Prisoners of Envy: Wal*Mart Nihilism Versus the Punk Rock of Blogging
By Phil Rockstroh
Dec 14, 2006, 20:03
The Holiday Season has arrived, unfolding before us, like a cheap vinyl wallet, here in The United States of American Express. The days spill forth, their hours comprised of shopping and shooting sprees, of retail and retaliation. Jingle bells and the crackle of gunfire. This is the way an empire falls, with armies of confused killers abroad and legions of killer clowns at home.
A decade and half ago, we watched smugly as The Kremlin came undone. Yet, somehow we believe ourselves to be immune from the rot that causes empires to collapse from within.
The Social Realist poets of the former Soviet Union made themselves the objects of much (deserved) derision, when, in the service of the dogmatic dictates of state communism, they penned poetic odes to crop yields, tractors and other farm implements.
When a Russian attempts to convey his passions, his soul is prone to reach inward seeking poetic depths. In contrast, nowadays, in situations of crucial importance, such as the anxious waiting in long lines involved when attempting to procure PlayStation 3s among the throngs of their fellow Home Entertainment Unit-lusting Fred C. Dobbs types, Americans express their ardor — by reaching for a gun. For we all know that The Baby Jesus would find the sound of Yuletide gunfire to be as soothing as a celestial lullaby.
Back down here on earth, while it was damn silly for Soviet aesthetes to go into a poetic swoon over farm equipment, somehow, the act of going collectively round-heeled over electronic appliances (including jealous rages that lead to homicidal outbursts) doesn’t seem like the sort of communal practices that will allow an empire to endure for long.
The former Soviet Union had the risible excesses of her Social Realists — but what is one to make of our culture of Wal*Mart Nihilists. Although, these acts are revelatory: These are the kinds of “crimes of passion” that contemporary Americans perpetrate. Such actions reveal what it is we truly care about, deep down.
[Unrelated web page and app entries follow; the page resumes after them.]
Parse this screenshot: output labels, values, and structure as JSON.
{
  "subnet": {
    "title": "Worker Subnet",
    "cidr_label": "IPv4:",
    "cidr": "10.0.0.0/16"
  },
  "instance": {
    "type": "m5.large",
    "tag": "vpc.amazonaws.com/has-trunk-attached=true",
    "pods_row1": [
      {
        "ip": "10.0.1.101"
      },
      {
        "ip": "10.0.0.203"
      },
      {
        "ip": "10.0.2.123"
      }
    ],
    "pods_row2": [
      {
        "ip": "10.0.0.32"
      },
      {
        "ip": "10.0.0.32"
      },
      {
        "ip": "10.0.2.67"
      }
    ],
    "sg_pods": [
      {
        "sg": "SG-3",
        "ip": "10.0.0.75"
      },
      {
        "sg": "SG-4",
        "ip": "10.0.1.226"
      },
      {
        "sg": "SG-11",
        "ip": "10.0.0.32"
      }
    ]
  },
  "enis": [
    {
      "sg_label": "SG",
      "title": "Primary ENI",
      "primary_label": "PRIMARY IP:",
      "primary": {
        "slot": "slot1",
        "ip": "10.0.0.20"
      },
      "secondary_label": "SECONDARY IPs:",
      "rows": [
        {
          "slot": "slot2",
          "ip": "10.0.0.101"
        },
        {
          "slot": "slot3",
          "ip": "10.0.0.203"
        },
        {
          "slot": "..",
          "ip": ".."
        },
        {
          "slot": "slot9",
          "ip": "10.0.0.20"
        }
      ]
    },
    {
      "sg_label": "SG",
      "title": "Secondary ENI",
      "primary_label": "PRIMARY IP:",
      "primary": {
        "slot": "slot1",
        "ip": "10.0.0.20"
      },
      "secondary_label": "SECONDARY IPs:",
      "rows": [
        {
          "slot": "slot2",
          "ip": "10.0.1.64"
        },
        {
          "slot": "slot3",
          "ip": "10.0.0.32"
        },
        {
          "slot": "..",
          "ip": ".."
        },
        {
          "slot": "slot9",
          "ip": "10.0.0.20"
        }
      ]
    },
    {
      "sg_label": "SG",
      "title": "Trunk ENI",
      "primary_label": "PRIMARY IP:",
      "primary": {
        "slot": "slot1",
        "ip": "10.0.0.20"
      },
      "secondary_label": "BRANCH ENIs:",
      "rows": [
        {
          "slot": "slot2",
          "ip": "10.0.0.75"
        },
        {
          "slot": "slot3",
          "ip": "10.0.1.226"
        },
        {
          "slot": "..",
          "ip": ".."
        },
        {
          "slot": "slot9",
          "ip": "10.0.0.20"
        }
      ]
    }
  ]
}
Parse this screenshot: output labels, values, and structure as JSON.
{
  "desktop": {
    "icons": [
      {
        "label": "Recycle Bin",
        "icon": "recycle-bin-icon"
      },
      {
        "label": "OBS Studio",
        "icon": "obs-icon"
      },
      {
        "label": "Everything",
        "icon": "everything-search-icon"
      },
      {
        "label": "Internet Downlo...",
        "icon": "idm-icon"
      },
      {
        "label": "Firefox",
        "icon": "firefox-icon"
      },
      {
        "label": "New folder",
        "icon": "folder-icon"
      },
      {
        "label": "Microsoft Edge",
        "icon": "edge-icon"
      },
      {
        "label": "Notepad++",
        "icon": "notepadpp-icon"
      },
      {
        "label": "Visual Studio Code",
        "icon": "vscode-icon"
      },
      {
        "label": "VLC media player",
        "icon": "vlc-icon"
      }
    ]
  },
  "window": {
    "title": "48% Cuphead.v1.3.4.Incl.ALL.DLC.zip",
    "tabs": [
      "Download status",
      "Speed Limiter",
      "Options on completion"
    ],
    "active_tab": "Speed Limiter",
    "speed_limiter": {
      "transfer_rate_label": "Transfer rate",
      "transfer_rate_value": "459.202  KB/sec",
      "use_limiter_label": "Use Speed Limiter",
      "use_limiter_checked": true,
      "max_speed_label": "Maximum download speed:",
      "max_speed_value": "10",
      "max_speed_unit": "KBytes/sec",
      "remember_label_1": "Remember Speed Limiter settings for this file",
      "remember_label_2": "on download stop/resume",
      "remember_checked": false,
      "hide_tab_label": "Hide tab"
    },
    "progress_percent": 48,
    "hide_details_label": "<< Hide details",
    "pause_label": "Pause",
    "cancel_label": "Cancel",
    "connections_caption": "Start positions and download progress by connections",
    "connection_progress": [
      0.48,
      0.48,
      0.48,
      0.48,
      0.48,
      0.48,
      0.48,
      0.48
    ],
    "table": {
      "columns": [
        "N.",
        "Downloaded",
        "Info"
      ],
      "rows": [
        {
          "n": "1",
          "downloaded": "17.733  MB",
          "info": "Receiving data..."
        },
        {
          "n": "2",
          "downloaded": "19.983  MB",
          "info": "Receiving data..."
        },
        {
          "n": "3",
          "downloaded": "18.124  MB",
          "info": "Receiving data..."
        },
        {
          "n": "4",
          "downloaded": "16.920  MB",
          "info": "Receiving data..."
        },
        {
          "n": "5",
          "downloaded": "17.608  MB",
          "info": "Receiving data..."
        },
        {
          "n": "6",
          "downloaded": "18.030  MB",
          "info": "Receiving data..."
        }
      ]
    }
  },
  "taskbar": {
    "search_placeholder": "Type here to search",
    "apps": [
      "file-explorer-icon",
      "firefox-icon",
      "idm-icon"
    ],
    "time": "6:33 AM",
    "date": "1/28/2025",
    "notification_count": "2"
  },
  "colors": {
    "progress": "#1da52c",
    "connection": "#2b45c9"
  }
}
And, sadly, our concerns have little to do with being the keepers of Liberty’s flame — or even being good stewards of our children’s future.
The frustrations of a life defined by the narrow confines of corporatism produces these lethal states of mind, whereby the homicidal urges that are encoded into the genetic makeup of all human beings become magnified into impulses both monstrous and preposterous: Resultantly, many Americans view life and death issues as having the weightless consequences of a thrill-kill video game.
Read the rest of it here.